- **Goal of the exercise**: Would you give the entries below again, precisely as they are written?
+---+
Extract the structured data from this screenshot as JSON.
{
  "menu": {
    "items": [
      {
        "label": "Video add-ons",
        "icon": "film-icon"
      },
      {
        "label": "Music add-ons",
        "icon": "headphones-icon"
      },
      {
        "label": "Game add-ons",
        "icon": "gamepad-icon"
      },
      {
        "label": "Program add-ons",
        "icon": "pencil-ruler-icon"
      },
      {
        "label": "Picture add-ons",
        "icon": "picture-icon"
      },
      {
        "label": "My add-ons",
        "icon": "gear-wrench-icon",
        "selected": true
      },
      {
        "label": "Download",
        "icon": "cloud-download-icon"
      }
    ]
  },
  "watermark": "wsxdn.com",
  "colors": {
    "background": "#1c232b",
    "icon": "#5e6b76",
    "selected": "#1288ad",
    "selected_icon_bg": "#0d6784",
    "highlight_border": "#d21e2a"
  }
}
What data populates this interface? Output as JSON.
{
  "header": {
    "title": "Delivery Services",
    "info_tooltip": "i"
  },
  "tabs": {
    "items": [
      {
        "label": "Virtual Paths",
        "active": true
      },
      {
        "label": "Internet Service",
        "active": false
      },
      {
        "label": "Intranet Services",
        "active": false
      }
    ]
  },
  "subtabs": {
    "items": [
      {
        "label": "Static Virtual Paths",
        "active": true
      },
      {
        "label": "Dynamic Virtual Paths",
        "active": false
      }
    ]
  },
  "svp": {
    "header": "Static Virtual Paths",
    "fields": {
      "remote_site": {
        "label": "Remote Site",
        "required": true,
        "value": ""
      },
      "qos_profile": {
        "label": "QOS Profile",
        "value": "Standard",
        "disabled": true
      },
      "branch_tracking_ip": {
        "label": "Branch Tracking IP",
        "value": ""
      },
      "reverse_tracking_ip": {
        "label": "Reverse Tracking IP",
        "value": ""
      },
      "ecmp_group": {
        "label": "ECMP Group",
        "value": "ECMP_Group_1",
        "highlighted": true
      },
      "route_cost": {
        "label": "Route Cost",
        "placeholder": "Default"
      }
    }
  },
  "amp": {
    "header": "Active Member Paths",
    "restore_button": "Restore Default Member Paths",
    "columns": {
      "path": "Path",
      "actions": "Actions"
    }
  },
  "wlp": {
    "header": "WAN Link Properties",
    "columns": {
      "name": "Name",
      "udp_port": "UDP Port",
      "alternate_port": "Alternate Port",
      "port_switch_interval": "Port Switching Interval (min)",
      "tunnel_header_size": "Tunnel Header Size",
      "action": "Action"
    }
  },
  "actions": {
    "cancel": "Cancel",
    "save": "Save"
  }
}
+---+
- **Exercise answer**:
Extract the structured data from this screenshot as JSON.
{
  "menu": {
    "items": [
      {
        "label": "Video add-ons",
        "icon": "film-icon"
      },
      {
        "label": "Music add-ons",
        "icon": "headphones-icon"
      },
      {
        "label": "Game add-ons",
        "icon": "gamepad-icon"
      },
      {
        "label": "Program add-ons",
        "icon": "pencil-ruler-icon"
      },
      {
        "label": "Picture add-ons",
        "icon": "picture-icon"
      },
      {
        "label": "My add-ons",
        "icon": "gear-wrench-icon",
        "selected": true
      },
      {
        "label": "Download",
        "icon": "cloud-download-icon"
      }
    ]
  },
  "watermark": "wsxdn.com",
  "colors": {
    "background": "#1c232b",
    "icon": "#5e6b76",
    "selected": "#1288ad",
    "selected_icon_bg": "#0d6784",
    "highlight_border": "#d21e2a"
  }
}
What data populates this interface? Output as JSON.
{
  "header": {
    "title": "Delivery Services",
    "info_tooltip": "i"
  },
  "tabs": {
    "items": [
      {
        "label": "Virtual Paths",
        "active": true
      },
      {
        "label": "Internet Service",
        "active": false
      },
      {
        "label": "Intranet Services",
        "active": false
      }
    ]
  },
  "subtabs": {
    "items": [
      {
        "label": "Static Virtual Paths",
        "active": true
      },
      {
        "label": "Dynamic Virtual Paths",
        "active": false
      }
    ]
  },
  "svp": {
    "header": "Static Virtual Paths",
    "fields": {
      "remote_site": {
        "label": "Remote Site",
        "required": true,
        "value": ""
      },
      "qos_profile": {
        "label": "QOS Profile",
        "value": "Standard",
        "disabled": true
      },
      "branch_tracking_ip": {
        "label": "Branch Tracking IP",
        "value": ""
      },
      "reverse_tracking_ip": {
        "label": "Reverse Tracking IP",
        "value": ""
      },
      "ecmp_group": {
        "label": "ECMP Group",
        "value": "ECMP_Group_1",
        "highlighted": true
      },
      "route_cost": {
        "label": "Route Cost",
        "placeholder": "Default"
      }
    }
  },
  "amp": {
    "header": "Active Member Paths",
    "restore_button": "Restore Default Member Paths",
    "columns": {
      "path": "Path",
      "actions": "Actions"
    }
  },
  "wlp": {
    "header": "WAN Link Properties",
    "columns": {
      "name": "Name",
      "udp_port": "UDP Port",
      "alternate_port": "Alternate Port",
      "port_switch_interval": "Port Switching Interval (min)",
      "tunnel_header_size": "Tunnel Header Size",
      "action": "Action"
    }
  },
  "actions": {
    "cancel": "Cancel",
    "save": "Save"
  }
}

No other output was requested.